Written and directed by Mike Mills
Starring: Ewan McGregor, Christopher Plummer, Mélanie Laurent, Arthur the Dog.
You’ll have a gay old time at Beginners. Not only does this new film by writer/director Mike Mills (Thumbsucker) complement its quirky humour with an irresistible offbeat visual flair, but it also features a virtuoso performance by Christopher Plummer as a gay old-timer. As told from the perspective of his son, Oliver (Ewan McGregor), Beginners opens by explaining to the viewer Oliver’s befuddlement when his seventy-five year old father, Hal, stepped out of the closet shortly after the death of his wife.
Hal’s new freedom is short lived, however, for Oliver further narrates that his father succumbed to cancer only four years after he stopped living a lie. The sudden emotional shifts brought by Hal’s revelation and death prompts Oliver to reflect on his own relationships, as well as interpret his childhood through a new lens. Further shaping Oliver’s perspective on his father is his budding relationship with Anna (Mélanie Laurent), a French actress with a far more troubling connection with her own father. While the brevity of Hal’s newfound happiness haunts Oliver, Anna avoids communicating with her living father and she frees herself from his smothering by adopting a sense of rootlessness.
While Beginners sounds heavy thematically, Mills handles Oliver’s introspection on love and loss with a refreshing sense of whimsy. His script allows Oliver several digressions that examine the changes (or lack thereof in some cases) between his generation and that of his parents, which helps to account not only for Hal’s choice to remain in the closet for so long, but also for Oliver’s lackluster track record with relationships. In addition to these original montages, the wittily timed editing by Olivier Bugge Coutté brings out the best in Mills’s idiosyncratic style, particularly by toying with Oliver’s memory through quick cuts and repetition. Likewise, Beginners is especially memorable for the droll conversations between Oliver and Hal’s dog, Arthur, who speaks eloquently in mind and subtitles.
Mills also composes the film in novel static shots that allow the actors to bring the film to life. Ewan McGregor and Mélanie Laurent are both terrific as the angst-ridden thirtysomethings, but it’s Christopher Plummer who makes the strongest impression in a fine supporting role as Hal. Seen in flashback through Oliver, Hal is boyishly energetic and filled with an inspiring lust for life. Plummer does exceptionally well in the film’s best comedic role, and he brings dignity and vibrancy to the film’s flamboyant geriatric. Plummer’s chance at a Best Supporting Actor nomination might be in danger, though, should the producers also make a bid for the scene-stealing Arthur, who delightfully proves the perils of working with animals.

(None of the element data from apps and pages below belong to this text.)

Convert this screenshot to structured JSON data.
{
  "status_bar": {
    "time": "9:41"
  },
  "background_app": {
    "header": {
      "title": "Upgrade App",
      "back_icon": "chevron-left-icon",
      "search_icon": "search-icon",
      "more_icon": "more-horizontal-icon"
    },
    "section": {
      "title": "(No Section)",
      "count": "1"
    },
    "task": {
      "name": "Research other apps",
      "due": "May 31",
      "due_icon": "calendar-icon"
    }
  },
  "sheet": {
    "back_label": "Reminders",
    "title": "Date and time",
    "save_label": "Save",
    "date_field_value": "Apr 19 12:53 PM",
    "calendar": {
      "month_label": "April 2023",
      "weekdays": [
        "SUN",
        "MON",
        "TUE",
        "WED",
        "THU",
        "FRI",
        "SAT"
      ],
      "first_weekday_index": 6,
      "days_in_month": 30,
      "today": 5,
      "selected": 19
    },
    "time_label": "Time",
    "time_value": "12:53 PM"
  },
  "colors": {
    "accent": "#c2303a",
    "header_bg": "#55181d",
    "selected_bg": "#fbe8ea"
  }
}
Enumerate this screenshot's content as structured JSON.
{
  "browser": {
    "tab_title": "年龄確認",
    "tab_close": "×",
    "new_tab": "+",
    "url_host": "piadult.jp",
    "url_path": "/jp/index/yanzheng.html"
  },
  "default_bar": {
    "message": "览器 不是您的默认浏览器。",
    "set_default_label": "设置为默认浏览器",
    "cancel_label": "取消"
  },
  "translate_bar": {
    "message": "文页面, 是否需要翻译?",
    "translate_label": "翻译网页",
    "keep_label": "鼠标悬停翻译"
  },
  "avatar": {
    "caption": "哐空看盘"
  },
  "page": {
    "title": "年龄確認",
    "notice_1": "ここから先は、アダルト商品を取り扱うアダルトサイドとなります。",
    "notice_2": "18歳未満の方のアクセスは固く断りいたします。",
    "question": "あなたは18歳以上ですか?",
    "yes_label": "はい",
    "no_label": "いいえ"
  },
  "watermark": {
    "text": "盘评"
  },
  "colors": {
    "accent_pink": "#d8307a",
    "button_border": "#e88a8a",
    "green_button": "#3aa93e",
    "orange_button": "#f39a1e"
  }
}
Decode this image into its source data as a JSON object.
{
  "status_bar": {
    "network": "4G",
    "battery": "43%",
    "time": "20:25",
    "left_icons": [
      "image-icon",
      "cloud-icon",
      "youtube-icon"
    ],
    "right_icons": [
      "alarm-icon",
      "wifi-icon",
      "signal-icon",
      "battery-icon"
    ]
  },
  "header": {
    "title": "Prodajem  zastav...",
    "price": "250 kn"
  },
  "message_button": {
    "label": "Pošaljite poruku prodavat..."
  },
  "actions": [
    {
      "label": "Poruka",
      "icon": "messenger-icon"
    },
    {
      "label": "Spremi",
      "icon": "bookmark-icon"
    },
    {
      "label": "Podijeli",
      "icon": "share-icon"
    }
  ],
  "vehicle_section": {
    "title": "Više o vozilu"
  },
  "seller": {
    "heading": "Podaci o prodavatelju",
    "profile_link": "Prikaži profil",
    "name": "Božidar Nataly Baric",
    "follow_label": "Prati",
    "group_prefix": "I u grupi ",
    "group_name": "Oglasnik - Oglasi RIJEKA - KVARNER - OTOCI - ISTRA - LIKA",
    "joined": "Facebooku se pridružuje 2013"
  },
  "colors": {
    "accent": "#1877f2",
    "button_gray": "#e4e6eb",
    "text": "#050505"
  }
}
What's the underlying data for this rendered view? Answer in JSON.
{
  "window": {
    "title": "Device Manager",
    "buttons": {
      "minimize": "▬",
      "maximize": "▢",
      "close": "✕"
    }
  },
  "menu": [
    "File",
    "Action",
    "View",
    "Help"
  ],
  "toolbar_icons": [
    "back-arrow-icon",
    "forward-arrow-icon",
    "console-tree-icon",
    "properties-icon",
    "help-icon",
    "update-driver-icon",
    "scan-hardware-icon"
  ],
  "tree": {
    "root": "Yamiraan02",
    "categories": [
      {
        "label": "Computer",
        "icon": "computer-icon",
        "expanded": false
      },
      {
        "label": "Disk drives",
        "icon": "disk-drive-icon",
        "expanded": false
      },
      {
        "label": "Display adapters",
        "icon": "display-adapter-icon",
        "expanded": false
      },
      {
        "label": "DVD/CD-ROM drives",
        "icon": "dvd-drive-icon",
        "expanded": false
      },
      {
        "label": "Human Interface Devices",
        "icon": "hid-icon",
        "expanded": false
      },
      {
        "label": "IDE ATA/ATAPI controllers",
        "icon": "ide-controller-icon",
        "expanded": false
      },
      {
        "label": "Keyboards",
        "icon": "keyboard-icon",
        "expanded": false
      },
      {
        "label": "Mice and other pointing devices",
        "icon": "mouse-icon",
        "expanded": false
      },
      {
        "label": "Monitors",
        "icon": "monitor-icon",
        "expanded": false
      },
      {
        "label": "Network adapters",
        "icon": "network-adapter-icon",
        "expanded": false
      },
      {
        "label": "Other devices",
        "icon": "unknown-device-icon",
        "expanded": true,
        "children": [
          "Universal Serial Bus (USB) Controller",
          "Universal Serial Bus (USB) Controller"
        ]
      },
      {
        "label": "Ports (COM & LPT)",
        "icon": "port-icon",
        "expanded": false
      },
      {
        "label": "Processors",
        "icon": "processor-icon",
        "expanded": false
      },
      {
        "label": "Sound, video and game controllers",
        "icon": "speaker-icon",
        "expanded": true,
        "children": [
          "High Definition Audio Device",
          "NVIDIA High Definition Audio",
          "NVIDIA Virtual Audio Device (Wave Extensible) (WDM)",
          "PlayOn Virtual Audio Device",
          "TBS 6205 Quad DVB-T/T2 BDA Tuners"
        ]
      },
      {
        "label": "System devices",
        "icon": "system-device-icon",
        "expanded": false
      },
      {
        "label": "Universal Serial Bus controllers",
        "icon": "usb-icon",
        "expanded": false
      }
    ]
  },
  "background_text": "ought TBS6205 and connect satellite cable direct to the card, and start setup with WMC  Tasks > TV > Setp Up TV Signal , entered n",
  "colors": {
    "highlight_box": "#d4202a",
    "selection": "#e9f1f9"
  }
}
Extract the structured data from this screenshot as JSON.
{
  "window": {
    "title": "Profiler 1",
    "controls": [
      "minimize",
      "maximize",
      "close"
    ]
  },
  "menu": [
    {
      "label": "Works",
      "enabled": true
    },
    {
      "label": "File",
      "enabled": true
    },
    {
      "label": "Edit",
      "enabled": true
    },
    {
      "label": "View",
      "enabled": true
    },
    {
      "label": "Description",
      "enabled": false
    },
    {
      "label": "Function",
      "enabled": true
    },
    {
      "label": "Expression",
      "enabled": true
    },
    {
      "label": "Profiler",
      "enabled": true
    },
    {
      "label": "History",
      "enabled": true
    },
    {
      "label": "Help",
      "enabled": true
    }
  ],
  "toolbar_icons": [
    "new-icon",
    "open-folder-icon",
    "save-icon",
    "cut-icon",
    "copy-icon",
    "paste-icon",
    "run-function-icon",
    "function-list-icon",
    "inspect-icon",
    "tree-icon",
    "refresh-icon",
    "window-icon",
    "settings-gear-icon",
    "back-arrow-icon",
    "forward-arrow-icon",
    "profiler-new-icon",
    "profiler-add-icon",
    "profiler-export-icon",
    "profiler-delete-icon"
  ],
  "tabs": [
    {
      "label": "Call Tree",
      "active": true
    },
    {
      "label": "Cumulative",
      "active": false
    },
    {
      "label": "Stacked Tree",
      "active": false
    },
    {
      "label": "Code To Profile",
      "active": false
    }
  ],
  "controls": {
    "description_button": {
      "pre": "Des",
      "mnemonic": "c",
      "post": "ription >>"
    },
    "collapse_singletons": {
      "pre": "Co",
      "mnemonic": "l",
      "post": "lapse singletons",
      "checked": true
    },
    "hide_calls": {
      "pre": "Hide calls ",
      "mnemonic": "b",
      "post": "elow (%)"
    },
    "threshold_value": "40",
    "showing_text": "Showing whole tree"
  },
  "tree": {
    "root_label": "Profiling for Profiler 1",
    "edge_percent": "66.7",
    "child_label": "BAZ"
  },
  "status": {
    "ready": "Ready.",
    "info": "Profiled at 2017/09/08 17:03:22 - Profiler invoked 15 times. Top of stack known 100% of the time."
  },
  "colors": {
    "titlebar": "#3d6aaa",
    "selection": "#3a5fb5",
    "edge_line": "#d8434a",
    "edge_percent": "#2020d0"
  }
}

With strong work from both cast and crew, Beginners is a well-balanced and mature coming-of-age story. A fun, clever, and truly original comedy, Beginners is a delight from beginning to end. And a great ad for Jack Russell terriers.
Beginners plays in Ottawa at The Bytowne until July 21st.